__YOUR TASK__: State the number of lines below in which the word "campaign" appears. Nothing else belongs in the answer.

Items listed in a dataset:
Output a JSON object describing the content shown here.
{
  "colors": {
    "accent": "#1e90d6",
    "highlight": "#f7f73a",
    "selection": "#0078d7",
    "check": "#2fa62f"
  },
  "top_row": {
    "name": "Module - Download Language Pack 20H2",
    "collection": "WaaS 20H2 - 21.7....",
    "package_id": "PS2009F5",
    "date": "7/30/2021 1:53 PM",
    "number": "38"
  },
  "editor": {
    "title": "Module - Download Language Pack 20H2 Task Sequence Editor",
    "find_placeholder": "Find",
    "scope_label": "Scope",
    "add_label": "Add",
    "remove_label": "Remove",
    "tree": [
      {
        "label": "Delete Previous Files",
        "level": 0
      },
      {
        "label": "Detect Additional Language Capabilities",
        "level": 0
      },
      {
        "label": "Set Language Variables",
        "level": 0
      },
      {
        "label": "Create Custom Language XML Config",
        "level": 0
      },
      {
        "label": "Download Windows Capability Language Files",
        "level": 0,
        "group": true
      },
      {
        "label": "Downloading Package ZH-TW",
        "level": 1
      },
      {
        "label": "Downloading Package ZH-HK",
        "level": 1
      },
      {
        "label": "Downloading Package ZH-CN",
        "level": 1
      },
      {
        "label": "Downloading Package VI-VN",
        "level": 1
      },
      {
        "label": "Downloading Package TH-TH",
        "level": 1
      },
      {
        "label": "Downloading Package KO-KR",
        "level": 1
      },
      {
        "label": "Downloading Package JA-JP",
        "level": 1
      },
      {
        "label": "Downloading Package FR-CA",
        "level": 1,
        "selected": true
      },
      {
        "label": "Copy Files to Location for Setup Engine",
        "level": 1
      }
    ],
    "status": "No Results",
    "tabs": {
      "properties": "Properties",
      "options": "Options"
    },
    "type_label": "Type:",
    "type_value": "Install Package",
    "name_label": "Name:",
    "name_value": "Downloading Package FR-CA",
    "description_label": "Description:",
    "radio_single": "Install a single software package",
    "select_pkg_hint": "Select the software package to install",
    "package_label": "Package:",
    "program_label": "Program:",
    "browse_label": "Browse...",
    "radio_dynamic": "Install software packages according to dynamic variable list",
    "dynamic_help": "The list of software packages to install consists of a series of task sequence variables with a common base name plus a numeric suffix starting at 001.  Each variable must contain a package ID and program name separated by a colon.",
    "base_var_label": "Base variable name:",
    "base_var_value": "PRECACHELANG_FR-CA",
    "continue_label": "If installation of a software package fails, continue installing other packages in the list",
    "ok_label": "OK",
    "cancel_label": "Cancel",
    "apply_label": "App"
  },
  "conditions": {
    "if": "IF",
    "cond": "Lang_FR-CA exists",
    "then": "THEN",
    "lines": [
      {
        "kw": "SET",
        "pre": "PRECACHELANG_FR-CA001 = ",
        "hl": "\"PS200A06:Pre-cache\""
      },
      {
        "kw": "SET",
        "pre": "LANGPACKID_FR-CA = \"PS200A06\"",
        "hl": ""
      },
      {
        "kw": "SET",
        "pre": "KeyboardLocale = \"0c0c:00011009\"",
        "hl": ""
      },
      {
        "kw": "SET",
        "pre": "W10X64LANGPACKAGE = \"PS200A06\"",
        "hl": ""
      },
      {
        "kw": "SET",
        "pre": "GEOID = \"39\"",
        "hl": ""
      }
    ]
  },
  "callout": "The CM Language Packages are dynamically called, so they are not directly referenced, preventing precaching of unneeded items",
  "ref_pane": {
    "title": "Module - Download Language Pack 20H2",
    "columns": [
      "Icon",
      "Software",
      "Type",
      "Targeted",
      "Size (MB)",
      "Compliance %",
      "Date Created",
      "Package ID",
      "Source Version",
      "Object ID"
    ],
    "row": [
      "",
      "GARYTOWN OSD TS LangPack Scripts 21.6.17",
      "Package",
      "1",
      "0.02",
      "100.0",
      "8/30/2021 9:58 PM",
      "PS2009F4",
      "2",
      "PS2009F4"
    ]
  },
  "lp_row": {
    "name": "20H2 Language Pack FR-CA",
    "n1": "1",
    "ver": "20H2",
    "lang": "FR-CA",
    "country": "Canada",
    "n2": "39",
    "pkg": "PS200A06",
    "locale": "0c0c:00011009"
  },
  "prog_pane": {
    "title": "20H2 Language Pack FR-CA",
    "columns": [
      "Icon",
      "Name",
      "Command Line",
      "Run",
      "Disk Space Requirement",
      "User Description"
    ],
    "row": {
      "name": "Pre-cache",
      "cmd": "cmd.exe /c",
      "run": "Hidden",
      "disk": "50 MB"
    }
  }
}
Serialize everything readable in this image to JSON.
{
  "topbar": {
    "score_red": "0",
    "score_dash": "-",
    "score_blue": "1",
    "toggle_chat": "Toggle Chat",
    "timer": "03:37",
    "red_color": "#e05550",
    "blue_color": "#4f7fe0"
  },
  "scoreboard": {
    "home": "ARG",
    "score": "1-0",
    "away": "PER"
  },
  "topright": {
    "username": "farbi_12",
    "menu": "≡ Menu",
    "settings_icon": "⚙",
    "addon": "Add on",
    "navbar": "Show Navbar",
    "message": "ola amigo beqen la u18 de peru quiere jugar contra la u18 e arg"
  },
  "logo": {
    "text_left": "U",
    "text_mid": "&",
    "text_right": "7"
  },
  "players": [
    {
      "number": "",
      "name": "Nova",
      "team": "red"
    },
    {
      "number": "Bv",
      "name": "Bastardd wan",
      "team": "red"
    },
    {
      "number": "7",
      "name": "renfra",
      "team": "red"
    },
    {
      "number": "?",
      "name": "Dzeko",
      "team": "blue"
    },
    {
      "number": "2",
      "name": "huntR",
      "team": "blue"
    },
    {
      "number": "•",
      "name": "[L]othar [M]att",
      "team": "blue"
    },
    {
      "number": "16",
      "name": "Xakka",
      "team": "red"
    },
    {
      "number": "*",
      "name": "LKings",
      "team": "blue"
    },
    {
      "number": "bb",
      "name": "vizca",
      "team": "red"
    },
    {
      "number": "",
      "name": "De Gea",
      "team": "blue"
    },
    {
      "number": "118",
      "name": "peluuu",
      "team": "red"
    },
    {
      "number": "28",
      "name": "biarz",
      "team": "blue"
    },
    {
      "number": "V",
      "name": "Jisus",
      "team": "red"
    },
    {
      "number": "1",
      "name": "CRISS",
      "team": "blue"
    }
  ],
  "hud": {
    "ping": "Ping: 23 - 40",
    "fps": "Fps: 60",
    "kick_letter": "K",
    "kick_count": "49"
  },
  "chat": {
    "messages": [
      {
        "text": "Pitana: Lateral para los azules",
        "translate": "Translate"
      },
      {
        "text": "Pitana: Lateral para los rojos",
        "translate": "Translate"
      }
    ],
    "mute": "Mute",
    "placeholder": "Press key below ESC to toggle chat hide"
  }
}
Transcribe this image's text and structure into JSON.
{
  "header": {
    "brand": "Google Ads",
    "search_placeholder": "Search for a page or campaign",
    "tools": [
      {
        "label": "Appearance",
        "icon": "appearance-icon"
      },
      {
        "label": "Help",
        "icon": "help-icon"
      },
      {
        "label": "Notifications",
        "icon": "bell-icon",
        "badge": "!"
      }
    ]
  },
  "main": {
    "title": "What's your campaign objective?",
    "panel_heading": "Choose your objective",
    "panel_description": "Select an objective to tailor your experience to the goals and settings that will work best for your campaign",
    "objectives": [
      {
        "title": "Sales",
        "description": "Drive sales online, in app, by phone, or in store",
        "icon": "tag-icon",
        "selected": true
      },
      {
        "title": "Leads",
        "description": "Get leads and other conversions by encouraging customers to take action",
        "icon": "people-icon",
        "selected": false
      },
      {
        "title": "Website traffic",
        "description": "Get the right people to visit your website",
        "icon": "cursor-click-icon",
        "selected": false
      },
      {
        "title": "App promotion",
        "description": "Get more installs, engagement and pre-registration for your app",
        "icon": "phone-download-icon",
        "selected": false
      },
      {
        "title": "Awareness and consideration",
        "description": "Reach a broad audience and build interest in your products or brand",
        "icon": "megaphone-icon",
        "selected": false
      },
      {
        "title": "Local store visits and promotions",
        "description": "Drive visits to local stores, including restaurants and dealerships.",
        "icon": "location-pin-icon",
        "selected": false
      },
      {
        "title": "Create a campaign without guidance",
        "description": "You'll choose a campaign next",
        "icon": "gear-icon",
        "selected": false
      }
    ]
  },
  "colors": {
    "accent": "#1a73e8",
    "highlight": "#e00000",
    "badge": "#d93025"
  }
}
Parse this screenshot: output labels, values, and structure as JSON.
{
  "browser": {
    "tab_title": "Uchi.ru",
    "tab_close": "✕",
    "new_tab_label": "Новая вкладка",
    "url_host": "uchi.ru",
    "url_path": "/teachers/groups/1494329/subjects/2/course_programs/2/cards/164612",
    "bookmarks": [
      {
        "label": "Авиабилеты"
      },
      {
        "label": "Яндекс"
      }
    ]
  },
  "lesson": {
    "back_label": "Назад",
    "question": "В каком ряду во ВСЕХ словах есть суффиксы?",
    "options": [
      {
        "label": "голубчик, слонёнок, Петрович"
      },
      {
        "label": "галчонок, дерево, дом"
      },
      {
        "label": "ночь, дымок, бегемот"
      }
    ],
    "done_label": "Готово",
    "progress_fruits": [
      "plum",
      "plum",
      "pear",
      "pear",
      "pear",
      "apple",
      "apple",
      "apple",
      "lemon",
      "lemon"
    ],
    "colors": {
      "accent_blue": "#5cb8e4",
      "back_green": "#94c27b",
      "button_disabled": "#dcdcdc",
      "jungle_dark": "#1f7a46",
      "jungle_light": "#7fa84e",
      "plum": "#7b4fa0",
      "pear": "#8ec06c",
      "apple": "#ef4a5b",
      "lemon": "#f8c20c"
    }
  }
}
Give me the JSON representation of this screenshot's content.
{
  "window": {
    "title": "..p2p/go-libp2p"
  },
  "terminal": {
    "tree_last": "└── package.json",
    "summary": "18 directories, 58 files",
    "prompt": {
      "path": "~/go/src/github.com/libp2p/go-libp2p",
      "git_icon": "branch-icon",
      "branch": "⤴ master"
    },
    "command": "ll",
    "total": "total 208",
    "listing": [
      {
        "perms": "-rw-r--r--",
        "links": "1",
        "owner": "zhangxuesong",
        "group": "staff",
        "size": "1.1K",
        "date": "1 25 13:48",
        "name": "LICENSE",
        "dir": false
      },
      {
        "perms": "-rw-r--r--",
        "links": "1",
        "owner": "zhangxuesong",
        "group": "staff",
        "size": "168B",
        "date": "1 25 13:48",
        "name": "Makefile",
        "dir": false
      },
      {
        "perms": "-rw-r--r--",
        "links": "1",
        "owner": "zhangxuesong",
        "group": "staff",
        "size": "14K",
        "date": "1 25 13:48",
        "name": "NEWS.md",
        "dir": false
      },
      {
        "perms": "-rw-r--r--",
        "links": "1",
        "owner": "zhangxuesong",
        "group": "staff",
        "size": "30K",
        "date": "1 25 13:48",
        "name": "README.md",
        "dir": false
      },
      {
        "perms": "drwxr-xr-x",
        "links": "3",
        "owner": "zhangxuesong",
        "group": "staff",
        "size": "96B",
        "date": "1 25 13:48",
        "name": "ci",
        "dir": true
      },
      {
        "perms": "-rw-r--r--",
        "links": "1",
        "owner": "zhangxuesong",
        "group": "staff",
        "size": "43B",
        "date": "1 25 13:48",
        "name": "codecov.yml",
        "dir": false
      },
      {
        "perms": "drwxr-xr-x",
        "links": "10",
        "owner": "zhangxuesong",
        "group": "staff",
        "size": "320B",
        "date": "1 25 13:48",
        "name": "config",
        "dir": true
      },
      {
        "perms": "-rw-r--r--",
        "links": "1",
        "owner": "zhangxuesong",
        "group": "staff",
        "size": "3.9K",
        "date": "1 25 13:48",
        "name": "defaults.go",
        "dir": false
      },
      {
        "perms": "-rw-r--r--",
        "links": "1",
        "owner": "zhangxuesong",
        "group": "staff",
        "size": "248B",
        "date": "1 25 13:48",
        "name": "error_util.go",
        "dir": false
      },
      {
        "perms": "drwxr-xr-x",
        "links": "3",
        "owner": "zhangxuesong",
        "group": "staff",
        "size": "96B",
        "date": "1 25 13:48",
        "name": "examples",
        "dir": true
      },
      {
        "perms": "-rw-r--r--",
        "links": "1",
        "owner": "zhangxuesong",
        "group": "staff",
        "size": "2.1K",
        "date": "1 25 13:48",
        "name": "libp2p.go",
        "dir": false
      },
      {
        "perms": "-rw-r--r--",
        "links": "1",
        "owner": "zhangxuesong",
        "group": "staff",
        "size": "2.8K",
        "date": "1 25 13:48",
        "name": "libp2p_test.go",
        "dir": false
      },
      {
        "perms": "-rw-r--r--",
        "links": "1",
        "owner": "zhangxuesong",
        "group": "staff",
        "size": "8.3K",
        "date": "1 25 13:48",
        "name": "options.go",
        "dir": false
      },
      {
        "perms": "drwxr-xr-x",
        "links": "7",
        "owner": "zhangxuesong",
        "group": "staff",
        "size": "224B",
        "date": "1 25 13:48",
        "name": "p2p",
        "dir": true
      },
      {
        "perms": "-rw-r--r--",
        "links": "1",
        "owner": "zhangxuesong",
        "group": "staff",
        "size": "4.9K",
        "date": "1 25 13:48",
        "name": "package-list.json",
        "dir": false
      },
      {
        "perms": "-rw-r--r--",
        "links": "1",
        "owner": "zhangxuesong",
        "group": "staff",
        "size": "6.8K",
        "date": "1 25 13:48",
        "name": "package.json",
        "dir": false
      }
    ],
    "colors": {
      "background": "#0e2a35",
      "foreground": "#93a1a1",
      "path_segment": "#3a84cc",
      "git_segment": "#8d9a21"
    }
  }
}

__SOLUTION FOR THIS TASK__: 5